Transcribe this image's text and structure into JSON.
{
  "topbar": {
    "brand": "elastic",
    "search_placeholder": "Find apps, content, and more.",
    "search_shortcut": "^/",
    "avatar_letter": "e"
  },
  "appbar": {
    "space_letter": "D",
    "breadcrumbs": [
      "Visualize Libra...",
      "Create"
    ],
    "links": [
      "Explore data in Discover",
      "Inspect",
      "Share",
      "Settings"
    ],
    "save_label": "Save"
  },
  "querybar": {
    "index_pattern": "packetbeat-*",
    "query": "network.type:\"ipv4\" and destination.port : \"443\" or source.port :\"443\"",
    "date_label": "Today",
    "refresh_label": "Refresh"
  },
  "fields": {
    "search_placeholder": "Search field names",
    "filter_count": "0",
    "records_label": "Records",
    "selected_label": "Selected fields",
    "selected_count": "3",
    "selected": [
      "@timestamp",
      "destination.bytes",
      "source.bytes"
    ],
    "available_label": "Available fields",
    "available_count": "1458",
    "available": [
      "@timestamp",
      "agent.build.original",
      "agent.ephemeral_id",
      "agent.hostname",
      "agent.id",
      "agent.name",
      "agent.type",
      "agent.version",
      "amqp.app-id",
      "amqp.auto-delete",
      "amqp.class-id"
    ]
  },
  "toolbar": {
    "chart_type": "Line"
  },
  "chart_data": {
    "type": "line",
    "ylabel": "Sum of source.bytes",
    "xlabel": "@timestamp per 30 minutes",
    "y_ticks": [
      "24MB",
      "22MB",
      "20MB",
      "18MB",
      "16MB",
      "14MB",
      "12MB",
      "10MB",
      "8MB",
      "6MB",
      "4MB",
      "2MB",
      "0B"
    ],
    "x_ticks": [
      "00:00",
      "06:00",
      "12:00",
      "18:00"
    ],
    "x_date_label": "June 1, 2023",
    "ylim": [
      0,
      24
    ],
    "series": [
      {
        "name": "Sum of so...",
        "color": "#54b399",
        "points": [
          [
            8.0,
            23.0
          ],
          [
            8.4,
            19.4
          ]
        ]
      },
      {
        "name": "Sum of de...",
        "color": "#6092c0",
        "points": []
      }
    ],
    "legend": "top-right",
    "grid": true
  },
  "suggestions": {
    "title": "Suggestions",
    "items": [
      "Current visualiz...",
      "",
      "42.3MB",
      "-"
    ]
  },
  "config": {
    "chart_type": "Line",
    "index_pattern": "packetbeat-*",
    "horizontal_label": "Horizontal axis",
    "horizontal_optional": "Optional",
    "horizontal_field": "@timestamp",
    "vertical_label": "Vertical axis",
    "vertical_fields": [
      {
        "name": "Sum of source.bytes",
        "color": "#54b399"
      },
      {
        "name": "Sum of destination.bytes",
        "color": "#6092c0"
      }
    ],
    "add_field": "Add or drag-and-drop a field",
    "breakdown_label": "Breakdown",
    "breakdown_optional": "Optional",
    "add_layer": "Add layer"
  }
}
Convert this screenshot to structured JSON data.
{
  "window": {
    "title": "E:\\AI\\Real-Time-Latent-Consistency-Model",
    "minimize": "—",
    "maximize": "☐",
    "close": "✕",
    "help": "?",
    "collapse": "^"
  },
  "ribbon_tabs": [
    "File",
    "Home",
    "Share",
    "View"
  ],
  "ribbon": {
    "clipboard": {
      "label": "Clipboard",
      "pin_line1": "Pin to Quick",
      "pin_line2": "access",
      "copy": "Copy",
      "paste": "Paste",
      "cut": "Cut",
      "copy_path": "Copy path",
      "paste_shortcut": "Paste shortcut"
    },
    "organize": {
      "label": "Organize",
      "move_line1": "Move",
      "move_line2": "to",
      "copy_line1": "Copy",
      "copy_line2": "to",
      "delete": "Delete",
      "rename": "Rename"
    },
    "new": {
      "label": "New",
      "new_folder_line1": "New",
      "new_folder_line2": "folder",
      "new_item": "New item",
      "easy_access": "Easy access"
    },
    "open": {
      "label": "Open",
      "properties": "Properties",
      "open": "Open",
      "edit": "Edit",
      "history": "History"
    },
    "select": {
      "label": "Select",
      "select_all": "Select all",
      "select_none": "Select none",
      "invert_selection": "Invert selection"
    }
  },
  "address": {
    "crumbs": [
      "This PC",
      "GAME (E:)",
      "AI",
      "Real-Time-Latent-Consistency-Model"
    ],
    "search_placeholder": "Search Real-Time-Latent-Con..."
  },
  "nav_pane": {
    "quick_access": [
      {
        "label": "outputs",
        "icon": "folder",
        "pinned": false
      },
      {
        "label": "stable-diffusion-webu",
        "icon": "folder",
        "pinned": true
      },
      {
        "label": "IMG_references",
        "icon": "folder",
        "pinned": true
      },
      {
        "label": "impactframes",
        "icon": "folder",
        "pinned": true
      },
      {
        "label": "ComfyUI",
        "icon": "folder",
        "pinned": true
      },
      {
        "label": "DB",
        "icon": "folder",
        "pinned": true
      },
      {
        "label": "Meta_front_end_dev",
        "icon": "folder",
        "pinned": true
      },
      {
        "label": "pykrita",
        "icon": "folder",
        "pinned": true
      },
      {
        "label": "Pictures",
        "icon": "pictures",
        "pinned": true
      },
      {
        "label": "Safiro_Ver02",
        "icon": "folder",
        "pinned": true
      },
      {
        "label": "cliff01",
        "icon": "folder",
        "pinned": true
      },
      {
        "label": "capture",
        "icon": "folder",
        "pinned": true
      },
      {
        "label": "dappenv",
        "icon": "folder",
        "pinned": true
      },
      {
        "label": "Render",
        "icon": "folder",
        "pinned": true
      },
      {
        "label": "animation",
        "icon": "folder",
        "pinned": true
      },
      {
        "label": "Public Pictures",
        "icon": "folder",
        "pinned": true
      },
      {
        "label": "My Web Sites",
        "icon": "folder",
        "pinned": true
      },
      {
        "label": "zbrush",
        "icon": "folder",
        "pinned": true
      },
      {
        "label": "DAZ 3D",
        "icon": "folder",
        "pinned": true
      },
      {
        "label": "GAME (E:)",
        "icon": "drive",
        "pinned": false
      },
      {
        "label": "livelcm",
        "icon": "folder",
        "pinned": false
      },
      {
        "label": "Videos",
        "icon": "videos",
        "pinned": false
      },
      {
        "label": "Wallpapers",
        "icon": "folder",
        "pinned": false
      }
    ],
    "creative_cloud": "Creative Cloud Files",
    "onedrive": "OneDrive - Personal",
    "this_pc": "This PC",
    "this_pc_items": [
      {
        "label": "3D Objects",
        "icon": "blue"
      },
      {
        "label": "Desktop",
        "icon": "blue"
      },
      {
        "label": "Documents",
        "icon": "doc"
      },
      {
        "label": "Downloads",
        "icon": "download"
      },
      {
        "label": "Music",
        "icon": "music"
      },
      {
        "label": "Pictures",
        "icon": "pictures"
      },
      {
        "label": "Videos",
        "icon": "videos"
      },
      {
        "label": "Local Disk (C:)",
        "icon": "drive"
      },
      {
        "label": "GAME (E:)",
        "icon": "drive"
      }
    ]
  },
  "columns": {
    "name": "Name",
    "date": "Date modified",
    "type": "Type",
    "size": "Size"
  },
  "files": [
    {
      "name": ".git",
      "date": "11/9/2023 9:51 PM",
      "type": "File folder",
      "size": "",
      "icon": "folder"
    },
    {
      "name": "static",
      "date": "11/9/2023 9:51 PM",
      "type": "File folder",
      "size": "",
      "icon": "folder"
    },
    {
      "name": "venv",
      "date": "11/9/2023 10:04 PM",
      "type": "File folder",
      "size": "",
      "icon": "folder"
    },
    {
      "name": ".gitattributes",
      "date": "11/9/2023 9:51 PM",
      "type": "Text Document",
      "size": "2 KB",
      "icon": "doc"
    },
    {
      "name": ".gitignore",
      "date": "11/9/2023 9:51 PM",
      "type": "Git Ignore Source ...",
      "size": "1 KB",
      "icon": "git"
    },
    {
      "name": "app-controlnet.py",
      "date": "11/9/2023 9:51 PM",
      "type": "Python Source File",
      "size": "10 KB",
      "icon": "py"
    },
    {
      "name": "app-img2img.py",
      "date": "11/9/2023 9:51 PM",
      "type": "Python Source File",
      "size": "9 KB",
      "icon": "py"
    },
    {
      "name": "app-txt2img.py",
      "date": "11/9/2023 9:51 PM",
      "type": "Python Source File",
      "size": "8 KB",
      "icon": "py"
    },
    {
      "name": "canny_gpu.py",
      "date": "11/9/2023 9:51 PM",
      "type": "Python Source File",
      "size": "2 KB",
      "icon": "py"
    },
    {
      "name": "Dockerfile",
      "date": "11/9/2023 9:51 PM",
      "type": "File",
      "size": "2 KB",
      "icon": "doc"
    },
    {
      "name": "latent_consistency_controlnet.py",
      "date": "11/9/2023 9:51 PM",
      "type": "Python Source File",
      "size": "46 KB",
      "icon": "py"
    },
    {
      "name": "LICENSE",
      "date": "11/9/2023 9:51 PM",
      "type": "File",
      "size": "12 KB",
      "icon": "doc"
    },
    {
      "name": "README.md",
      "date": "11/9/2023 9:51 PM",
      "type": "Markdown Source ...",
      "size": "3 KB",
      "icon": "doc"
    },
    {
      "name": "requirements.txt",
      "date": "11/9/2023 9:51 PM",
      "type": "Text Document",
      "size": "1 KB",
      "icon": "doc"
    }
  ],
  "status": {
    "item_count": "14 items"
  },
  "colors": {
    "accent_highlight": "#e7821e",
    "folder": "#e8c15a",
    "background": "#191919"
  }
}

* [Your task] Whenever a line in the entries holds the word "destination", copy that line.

* [Written answer]
    "query": "network.type:\"ipv4\" and destination.port : \"443\" or source.port :\"443\"",
      "destination.bytes",
        "name": "Sum of destination.bytes",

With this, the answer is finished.